[WHAT TO PRODUCE]:
Every record must be copied out exactly.
********
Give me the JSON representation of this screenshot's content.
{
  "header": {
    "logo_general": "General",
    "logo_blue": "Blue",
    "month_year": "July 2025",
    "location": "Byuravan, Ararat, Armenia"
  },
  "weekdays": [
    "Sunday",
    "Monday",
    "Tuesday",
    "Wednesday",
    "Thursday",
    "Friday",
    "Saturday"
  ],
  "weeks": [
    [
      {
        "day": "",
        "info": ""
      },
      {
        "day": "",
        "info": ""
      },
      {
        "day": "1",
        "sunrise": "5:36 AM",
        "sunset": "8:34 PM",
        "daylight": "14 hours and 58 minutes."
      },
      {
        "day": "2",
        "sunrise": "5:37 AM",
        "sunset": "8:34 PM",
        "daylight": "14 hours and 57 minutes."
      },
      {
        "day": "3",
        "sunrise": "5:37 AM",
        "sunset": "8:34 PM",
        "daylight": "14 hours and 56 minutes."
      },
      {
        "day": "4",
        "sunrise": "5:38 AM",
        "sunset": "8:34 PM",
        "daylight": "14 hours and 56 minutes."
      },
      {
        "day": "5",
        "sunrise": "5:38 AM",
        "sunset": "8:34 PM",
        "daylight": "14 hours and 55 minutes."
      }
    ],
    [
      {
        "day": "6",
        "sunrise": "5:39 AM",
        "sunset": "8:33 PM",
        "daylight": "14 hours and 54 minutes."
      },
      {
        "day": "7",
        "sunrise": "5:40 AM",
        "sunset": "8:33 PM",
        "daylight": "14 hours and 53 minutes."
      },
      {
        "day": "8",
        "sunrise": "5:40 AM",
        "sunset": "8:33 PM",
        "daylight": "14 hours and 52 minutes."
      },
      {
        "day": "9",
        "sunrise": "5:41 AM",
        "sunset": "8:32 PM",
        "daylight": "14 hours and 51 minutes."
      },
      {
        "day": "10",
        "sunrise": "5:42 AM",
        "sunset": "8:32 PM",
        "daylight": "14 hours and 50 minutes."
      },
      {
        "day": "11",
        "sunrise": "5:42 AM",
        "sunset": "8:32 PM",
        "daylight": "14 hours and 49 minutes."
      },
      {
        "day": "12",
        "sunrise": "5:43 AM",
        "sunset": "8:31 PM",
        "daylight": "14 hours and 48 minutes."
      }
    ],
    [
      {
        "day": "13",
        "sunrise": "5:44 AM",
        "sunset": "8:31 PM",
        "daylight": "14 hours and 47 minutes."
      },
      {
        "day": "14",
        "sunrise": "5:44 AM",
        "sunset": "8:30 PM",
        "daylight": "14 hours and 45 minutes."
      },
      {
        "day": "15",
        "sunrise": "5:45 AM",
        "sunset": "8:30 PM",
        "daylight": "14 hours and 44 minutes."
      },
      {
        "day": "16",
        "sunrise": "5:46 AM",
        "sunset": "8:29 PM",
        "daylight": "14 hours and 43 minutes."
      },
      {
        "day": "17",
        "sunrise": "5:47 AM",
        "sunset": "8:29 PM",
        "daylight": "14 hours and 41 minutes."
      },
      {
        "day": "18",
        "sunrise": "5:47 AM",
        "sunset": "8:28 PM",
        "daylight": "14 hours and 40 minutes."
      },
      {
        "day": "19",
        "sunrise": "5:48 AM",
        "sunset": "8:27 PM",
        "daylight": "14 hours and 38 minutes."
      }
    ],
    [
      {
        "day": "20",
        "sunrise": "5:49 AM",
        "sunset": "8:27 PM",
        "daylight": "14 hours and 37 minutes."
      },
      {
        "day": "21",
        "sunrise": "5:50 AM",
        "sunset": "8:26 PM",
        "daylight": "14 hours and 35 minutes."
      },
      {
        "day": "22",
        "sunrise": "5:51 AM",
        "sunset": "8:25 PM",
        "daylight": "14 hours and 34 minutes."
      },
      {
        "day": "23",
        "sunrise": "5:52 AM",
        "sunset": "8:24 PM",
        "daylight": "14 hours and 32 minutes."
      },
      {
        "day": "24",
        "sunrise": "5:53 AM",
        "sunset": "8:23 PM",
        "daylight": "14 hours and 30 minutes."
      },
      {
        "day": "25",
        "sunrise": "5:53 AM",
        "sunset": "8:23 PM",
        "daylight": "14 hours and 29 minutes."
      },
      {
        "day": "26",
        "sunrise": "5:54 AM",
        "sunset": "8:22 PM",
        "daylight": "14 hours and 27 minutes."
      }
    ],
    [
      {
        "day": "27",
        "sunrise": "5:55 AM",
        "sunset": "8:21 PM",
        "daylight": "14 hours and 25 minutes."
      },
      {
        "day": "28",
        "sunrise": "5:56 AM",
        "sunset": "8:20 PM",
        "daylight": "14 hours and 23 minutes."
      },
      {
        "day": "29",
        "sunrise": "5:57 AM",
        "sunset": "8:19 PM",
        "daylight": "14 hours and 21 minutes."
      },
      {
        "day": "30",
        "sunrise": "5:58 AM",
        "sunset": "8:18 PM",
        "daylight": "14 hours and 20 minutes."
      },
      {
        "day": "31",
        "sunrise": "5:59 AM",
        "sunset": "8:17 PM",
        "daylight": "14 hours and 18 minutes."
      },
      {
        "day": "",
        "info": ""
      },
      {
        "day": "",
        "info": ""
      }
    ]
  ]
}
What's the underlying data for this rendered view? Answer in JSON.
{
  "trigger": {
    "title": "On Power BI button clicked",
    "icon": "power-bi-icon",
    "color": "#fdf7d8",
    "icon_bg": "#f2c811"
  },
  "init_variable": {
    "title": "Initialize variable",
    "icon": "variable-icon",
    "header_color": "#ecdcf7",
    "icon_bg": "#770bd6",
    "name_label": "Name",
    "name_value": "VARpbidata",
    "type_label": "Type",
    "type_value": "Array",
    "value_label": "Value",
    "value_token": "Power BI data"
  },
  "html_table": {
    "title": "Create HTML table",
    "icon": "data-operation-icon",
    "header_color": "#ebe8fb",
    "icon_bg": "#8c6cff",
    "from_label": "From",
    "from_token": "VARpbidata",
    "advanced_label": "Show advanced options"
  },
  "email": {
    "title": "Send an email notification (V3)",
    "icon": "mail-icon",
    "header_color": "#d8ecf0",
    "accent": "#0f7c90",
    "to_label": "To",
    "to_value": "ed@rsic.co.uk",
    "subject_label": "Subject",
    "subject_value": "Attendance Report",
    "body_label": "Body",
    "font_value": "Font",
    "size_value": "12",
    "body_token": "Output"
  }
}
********
[EXPECTED ANSWER]:
Give me the JSON representation of this screenshot's content.
{
  "header": {
    "logo_general": "General",
    "logo_blue": "Blue",
    "month_year": "July 2025",
    "location": "Byuravan, Ararat, Armenia"
  },
  "weekdays": [
    "Sunday",
    "Monday",
    "Tuesday",
    "Wednesday",
    "Thursday",
    "Friday",
    "Saturday"
  ],
  "weeks": [
    [
      {
        "day": "",
        "info": ""
      },
      {
        "day": "",
        "info": ""
      },
      {
        "day": "1",
        "sunrise": "5:36 AM",
        "sunset": "8:34 PM",
        "daylight": "14 hours and 58 minutes."
      },
      {
        "day": "2",
        "sunrise": "5:37 AM",
        "sunset": "8:34 PM",
        "daylight": "14 hours and 57 minutes."
      },
      {
        "day": "3",
        "sunrise": "5:37 AM",
        "sunset": "8:34 PM",
        "daylight": "14 hours and 56 minutes."
      },
      {
        "day": "4",
        "sunrise": "5:38 AM",
        "sunset": "8:34 PM",
        "daylight": "14 hours and 56 minutes."
      },
      {
        "day": "5",
        "sunrise": "5:38 AM",
        "sunset": "8:34 PM",
        "daylight": "14 hours and 55 minutes."
      }
    ],
    [
      {
        "day": "6",
        "sunrise": "5:39 AM",
        "sunset": "8:33 PM",
        "daylight": "14 hours and 54 minutes."
      },
      {
        "day": "7",
        "sunrise": "5:40 AM",
        "sunset": "8:33 PM",
        "daylight": "14 hours and 53 minutes."
      },
      {
        "day": "8",
        "sunrise": "5:40 AM",
        "sunset": "8:33 PM",
        "daylight": "14 hours and 52 minutes."
      },
      {
        "day": "9",
        "sunrise": "5:41 AM",
        "sunset": "8:32 PM",
        "daylight": "14 hours and 51 minutes."
      },
      {
        "day": "10",
        "sunrise": "5:42 AM",
        "sunset": "8:32 PM",
        "daylight": "14 hours and 50 minutes."
      },
      {
        "day": "11",
        "sunrise": "5:42 AM",
        "sunset": "8:32 PM",
        "daylight": "14 hours and 49 minutes."
      },
      {
        "day": "12",
        "sunrise": "5:43 AM",
        "sunset": "8:31 PM",
        "daylight": "14 hours and 48 minutes."
      }
    ],
    [
      {
        "day": "13",
        "sunrise": "5:44 AM",
        "sunset": "8:31 PM",
        "daylight": "14 hours and 47 minutes."
      },
      {
        "day": "14",
        "sunrise": "5:44 AM",
        "sunset": "8:30 PM",
        "daylight": "14 hours and 45 minutes."
      },
      {
        "day": "15",
        "sunrise": "5:45 AM",
        "sunset": "8:30 PM",
        "daylight": "14 hours and 44 minutes."
      },
      {
        "day": "16",
        "sunrise": "5:46 AM",
        "sunset": "8:29 PM",
        "daylight": "14 hours and 43 minutes."
      },
      {
        "day": "17",
        "sunrise": "5:47 AM",
        "sunset": "8:29 PM",
        "daylight": "14 hours and 41 minutes."
      },
      {
        "day": "18",
        "sunrise": "5:47 AM",
        "sunset": "8:28 PM",
        "daylight": "14 hours and 40 minutes."
      },
      {
        "day": "19",
        "sunrise": "5:48 AM",
        "sunset": "8:27 PM",
        "daylight": "14 hours and 38 minutes."
      }
    ],
    [
      {
        "day": "20",
        "sunrise": "5:49 AM",
        "sunset": "8:27 PM",
        "daylight": "14 hours and 37 minutes."
      },
      {
        "day": "21",
        "sunrise": "5:50 AM",
        "sunset": "8:26 PM",
        "daylight": "14 hours and 35 minutes."
      },
      {
        "day": "22",
        "sunrise": "5:51 AM",
        "sunset": "8:25 PM",
        "daylight": "14 hours and 34 minutes."
      },
      {
        "day": "23",
        "sunrise": "5:52 AM",
        "sunset": "8:24 PM",
        "daylight": "14 hours and 32 minutes."
      },
      {
        "day": "24",
        "sunrise": "5:53 AM",
        "sunset": "8:23 PM",
        "daylight": "14 hours and 30 minutes."
      },
      {
        "day": "25",
        "sunrise": "5:53 AM",
        "sunset": "8:23 PM",
        "daylight": "14 hours and 29 minutes."
      },
      {
        "day": "26",
        "sunrise": "5:54 AM",
        "sunset": "8:22 PM",
        "daylight": "14 hours and 27 minutes."
      }
    ],
    [
      {
        "day": "27",
        "sunrise": "5:55 AM",
        "sunset": "8:21 PM",
        "daylight": "14 hours and 25 minutes."
      },
      {
        "day": "28",
        "sunrise": "5:56 AM",
        "sunset": "8:20 PM",
        "daylight": "14 hours and 23 minutes."
      },
      {
        "day": "29",
        "sunrise": "5:57 AM",
        "sunset": "8:19 PM",
        "daylight": "14 hours and 21 minutes."
      },
      {
        "day": "30",
        "sunrise": "5:58 AM",
        "sunset": "8:18 PM",
        "daylight": "14 hours and 20 minutes."
      },
      {
        "day": "31",
        "sunrise": "5:59 AM",
        "sunset": "8:17 PM",
        "daylight": "14 hours and 18 minutes."
      },
      {
        "day": "",
        "info": ""
      },
      {
        "day": "",
        "info": ""
      }
    ]
  ]
}
What's the underlying data for this rendered view? Answer in JSON.
{
  "trigger": {
    "title": "On Power BI button clicked",
    "icon": "power-bi-icon",
    "color": "#fdf7d8",
    "icon_bg": "#f2c811"
  },
  "init_variable": {
    "title": "Initialize variable",
    "icon": "variable-icon",
    "header_color": "#ecdcf7",
    "icon_bg": "#770bd6",
    "name_label": "Name",
    "name_value": "VARpbidata",
    "type_label": "Type",
    "type_value": "Array",
    "value_label": "Value",
    "value_token": "Power BI data"
  },
  "html_table": {
    "title": "Create HTML table",
    "icon": "data-operation-icon",
    "header_color": "#ebe8fb",
    "icon_bg": "#8c6cff",
    "from_label": "From",
    "from_token": "VARpbidata",
    "advanced_label": "Show advanced options"
  },
  "email": {
    "title": "Send an email notification (V3)",
    "icon": "mail-icon",
    "header_color": "#d8ecf0",
    "accent": "#0f7c90",
    "to_label": "To",
    "to_value": "ed@rsic.co.uk",
    "subject_label": "Subject",
    "subject_value": "Attendance Report",
    "body_label": "Body",
    "font_value": "Font",
    "size_value": "12",
    "body_token": "Output"
  }
}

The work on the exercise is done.